Dataset items
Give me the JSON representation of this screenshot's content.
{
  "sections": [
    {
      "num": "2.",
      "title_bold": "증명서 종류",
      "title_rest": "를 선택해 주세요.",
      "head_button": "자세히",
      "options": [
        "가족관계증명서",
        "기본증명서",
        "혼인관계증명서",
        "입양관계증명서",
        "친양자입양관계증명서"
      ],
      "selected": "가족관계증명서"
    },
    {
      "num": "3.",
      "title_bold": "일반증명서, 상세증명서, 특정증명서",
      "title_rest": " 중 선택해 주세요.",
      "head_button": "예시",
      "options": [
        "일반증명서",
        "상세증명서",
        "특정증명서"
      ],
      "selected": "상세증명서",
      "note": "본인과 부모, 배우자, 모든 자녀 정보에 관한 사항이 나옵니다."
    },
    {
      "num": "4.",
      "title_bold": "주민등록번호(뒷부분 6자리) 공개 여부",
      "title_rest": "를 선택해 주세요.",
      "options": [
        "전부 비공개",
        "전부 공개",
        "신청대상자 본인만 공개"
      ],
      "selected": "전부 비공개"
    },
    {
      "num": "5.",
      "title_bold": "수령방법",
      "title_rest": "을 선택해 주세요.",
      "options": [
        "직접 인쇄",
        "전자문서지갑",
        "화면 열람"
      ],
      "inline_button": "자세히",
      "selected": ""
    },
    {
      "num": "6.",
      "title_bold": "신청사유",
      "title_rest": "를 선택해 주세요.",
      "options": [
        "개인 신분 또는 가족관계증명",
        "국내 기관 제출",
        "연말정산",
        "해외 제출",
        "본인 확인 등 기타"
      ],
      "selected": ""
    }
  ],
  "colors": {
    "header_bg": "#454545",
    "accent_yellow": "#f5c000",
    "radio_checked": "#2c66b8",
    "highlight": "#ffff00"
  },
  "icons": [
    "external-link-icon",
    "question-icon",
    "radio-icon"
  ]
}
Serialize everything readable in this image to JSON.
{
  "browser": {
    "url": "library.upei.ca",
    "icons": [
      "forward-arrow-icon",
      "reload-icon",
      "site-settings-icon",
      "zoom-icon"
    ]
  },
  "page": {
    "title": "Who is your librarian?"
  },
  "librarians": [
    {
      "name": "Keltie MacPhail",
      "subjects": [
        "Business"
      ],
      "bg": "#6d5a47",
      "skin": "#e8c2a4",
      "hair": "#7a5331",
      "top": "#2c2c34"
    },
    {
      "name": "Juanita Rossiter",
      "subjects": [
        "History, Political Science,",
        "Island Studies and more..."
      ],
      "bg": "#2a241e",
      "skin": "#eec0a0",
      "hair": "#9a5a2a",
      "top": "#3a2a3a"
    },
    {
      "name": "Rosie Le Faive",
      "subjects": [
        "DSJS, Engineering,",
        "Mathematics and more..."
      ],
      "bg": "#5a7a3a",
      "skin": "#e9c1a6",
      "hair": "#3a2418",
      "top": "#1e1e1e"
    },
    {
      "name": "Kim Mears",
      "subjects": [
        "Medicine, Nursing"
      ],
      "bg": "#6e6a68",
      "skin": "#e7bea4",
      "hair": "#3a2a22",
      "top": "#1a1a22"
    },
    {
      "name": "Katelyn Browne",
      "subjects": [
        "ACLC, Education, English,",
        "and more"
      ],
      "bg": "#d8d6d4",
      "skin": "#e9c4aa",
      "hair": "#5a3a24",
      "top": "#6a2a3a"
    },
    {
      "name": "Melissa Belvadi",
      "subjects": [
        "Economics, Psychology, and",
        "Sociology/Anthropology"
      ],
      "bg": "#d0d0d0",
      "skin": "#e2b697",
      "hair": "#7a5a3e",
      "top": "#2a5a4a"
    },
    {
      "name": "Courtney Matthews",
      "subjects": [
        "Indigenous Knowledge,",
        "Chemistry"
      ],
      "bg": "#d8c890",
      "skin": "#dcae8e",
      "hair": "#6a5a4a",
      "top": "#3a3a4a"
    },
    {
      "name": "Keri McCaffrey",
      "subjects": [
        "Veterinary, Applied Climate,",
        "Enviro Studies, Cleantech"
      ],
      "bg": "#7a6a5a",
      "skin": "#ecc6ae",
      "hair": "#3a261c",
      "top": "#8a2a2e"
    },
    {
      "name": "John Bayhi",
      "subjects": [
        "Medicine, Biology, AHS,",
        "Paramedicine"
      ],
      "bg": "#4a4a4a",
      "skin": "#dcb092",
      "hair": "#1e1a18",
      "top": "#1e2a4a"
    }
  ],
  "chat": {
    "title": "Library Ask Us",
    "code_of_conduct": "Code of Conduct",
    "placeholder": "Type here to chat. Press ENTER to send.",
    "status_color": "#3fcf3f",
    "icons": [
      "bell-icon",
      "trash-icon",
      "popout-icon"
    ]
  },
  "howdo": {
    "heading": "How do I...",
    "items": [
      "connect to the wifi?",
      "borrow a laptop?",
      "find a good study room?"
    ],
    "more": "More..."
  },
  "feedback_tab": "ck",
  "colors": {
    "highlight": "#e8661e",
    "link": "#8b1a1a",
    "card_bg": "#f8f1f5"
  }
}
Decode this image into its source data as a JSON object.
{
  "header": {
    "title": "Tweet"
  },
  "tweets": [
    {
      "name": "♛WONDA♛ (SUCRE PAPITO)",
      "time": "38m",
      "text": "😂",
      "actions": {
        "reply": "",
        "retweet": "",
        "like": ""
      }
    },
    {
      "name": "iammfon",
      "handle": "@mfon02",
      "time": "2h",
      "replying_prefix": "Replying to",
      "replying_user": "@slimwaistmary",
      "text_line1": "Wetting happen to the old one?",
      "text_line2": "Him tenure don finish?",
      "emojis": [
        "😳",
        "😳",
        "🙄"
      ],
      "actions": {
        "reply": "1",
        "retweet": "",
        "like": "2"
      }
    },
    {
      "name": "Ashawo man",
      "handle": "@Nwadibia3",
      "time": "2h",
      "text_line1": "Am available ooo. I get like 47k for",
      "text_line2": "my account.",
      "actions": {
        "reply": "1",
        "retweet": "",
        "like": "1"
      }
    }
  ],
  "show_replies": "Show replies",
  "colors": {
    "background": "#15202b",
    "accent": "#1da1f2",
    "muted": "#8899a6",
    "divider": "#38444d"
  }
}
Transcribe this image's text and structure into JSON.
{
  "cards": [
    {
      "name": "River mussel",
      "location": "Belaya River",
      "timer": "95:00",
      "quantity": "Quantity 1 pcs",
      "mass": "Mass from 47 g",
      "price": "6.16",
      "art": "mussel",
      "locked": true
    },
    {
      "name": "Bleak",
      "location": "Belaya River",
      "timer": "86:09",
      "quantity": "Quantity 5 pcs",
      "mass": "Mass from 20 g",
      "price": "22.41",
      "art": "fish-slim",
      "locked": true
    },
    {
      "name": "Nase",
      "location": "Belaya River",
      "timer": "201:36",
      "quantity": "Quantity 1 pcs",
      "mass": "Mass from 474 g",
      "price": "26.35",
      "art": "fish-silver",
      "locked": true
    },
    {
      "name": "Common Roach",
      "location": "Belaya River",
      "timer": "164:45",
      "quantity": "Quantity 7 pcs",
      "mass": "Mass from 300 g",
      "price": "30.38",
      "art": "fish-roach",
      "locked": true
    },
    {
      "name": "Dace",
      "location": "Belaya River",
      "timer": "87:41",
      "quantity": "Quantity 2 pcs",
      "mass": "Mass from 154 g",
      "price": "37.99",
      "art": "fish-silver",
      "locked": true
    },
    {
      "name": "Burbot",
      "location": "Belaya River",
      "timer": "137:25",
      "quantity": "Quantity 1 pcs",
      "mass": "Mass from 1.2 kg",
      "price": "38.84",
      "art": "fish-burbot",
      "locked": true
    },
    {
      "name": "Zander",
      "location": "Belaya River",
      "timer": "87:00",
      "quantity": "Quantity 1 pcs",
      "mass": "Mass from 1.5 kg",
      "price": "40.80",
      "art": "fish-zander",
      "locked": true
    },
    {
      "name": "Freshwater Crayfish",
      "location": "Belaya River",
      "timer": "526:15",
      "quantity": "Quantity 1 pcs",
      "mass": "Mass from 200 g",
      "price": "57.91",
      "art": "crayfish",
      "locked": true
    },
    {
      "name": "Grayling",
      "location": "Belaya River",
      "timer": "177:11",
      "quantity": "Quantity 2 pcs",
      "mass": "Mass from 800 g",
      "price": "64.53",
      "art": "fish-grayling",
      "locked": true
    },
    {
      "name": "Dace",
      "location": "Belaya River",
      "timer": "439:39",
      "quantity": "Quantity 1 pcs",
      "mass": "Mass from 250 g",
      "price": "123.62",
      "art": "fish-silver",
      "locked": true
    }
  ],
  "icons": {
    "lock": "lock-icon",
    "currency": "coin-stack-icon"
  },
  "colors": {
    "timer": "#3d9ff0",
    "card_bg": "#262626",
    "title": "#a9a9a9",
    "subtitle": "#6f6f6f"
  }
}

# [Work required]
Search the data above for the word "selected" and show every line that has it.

# [Exercise output]
      "selected": "가족관계증명서"
      "selected": "상세증명서",
      "selected": "전부 비공개"
      "selected": ""
      "selected": ""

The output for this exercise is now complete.